Alexey Korolyov has some strong feelings about where to find wonder.
“I am absolutely sure you do not need to travel far distances to capture a once-in-a-lifetime shot,” says Korolyov, a photographer based in Russia. “Just around the corner you can find inspiration.”
Korolyov’s Instagram is full of unexpected close-ups that play with expectations: Frosty clumps of fallen leaves look like a satellite image of snow-dusted mountains, and stands of trees beside a pond transform into an Impressionist painting. He finds most of his subjects within a few miles of his apartment in Kremenki, a small town south of Moscow.
At twilight on a wintry evening, a short walk from his home, Korolyov captured an ethereal sight that evokes fairy lights moving through a magical, frozen forest. He calls the image Small Comets, but there’s nothing otherworldly about it. The photograph is of birch trees and falling snowflakes, which “can be found everywhere,” he says. “Location is not the key ingredient here… It’s all about atmosphere and [the] feelings of winter evening.”
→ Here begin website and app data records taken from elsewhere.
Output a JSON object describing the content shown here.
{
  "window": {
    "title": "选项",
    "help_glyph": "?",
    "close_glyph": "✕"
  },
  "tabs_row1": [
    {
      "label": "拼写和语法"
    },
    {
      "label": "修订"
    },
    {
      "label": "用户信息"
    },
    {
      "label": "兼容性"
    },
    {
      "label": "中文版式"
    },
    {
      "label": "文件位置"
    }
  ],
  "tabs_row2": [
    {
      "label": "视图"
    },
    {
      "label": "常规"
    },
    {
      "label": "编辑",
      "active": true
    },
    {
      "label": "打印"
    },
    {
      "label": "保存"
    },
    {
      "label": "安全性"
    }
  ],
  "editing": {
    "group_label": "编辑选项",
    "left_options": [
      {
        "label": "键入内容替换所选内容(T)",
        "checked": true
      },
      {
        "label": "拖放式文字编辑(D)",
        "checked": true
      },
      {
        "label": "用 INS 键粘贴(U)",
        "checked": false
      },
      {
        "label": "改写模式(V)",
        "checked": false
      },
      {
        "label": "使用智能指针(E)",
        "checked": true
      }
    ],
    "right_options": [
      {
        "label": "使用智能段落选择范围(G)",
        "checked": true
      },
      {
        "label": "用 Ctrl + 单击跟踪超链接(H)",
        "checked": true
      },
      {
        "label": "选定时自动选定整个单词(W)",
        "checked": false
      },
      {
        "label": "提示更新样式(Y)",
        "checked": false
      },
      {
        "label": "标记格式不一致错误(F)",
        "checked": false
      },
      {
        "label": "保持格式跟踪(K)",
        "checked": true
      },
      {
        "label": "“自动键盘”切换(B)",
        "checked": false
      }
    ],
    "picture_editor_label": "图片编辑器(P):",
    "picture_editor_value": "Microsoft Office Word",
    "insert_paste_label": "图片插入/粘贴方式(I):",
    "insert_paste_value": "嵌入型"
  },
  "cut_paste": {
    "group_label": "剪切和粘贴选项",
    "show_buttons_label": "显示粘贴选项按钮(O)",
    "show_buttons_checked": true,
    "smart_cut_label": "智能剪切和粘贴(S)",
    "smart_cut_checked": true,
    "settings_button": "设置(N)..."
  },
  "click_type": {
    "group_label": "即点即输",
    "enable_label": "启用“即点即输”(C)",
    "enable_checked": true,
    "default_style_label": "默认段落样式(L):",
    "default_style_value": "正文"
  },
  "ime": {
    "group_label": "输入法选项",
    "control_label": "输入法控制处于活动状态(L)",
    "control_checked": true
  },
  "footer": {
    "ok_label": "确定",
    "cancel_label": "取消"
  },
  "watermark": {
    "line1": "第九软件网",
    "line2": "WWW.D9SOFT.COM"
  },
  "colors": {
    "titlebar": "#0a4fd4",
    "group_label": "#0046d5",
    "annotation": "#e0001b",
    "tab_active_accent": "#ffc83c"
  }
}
To create that fairy-tale feeling, Korolyov decided to try something new. “The idea was born just on location, in the process of shooting,” says the photographer, who had already taken a number of shots that outing, using a flash to turn the gently falling snowflakes into big, round puffs. He wasn’t satisfied, and wanted to emphasize their motion. “I am always drawn to details, rhythms, and patterns.”
Using a slow shutter speed, Korolyov moved the camera vertically as he took the shot, giving the snowflakes comet-like tails and creating the sense that “they fly through the air like an arrow from a bow,” he says. The intentional camera movement also transformed the backdrop of ordinary birch trees into something more mysterious.
“When you look at this photo, you cannot say for sure what kind of trees are shown here,” says Korolyov. “And this is an important point for me … because it’s rather impressionistic, and a fantasy work rather than a true representation of reality.”
Korolyov’s creative approach paid off. Small Comets was recently named a Highly Commended Image in the GDT European Wildlife Photographer of the Year 2021 competition. It’s one of several recent accolades he has received for his work, which is rooted in the summers he spent as a boy in the Russian countryside.
Inspired by the Japanese anime show “Maya the Honey Bee,” young Korolyov set off to find the hidden worlds right at his feet. “I remember myself crawling through the field,” he says. “I liked to observe the secret life of grasshoppers, butterflies, ants.” Today, he hopes his images inspire others to find wonder wherever they are.
“Nature’s beauties are almost everywhere. You need simply to notice them,” Korolyov says. “We live in a very dynamic world. We are often in a hurry. I think it’s maybe useful sometimes to slow down a bit … to watch how snow is falling, the wind is blowing, or the sun is shining.”